(Beginning of Data extract)
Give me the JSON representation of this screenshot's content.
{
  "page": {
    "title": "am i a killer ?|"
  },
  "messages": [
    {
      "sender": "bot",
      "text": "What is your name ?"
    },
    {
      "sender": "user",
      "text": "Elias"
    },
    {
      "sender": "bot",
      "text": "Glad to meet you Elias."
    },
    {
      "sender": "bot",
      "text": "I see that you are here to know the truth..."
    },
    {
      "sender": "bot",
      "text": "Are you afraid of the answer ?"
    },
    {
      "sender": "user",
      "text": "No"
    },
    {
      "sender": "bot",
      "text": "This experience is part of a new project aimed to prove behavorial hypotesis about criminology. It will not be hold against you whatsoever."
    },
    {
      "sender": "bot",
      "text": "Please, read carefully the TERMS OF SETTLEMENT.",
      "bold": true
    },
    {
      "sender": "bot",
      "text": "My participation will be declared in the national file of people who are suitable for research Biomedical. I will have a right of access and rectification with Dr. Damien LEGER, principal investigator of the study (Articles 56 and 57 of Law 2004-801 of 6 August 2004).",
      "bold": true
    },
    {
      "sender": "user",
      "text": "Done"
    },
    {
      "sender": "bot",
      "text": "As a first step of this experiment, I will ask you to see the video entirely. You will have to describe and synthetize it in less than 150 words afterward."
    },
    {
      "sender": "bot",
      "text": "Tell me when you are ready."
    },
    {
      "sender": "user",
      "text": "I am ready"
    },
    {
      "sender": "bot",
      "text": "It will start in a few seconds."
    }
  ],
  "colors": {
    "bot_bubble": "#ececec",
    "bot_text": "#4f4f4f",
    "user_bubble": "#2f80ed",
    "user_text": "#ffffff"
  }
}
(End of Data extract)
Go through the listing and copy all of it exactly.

-- Result below --
Give me the JSON representation of this screenshot's content.
{
  "page": {
    "title": "am i a killer ?|"
  },
  "messages": [
    {
      "sender": "bot",
      "text": "What is your name ?"
    },
    {
      "sender": "user",
      "text": "Elias"
    },
    {
      "sender": "bot",
      "text": "Glad to meet you Elias."
    },
    {
      "sender": "bot",
      "text": "I see that you are here to know the truth..."
    },
    {
      "sender": "bot",
      "text": "Are you afraid of the answer ?"
    },
    {
      "sender": "user",
      "text": "No"
    },
    {
      "sender": "bot",
      "text": "This experience is part of a new project aimed to prove behavorial hypotesis about criminology. It will not be hold against you whatsoever."
    },
    {
      "sender": "bot",
      "text": "Please, read carefully the TERMS OF SETTLEMENT.",
      "bold": true
    },
    {
      "sender": "bot",
      "text": "My participation will be declared in the national file of people who are suitable for research Biomedical. I will have a right of access and rectification with Dr. Damien LEGER, principal investigator of the study (Articles 56 and 57 of Law 2004-801 of 6 August 2004).",
      "bold": true
    },
    {
      "sender": "user",
      "text": "Done"
    },
    {
      "sender": "bot",
      "text": "As a first step of this experiment, I will ask you to see the video entirely. You will have to describe and synthetize it in less than 150 words afterward."
    },
    {
      "sender": "bot",
      "text": "Tell me when you are ready."
    },
    {
      "sender": "user",
      "text": "I am ready"
    },
    {
      "sender": "bot",
      "text": "It will start in a few seconds."
    }
  ],
  "colors": {
    "bot_bubble": "#ececec",
    "bot_text": "#4f4f4f",
    "user_bubble": "#2f80ed",
    "user_text": "#ffffff"
  }
}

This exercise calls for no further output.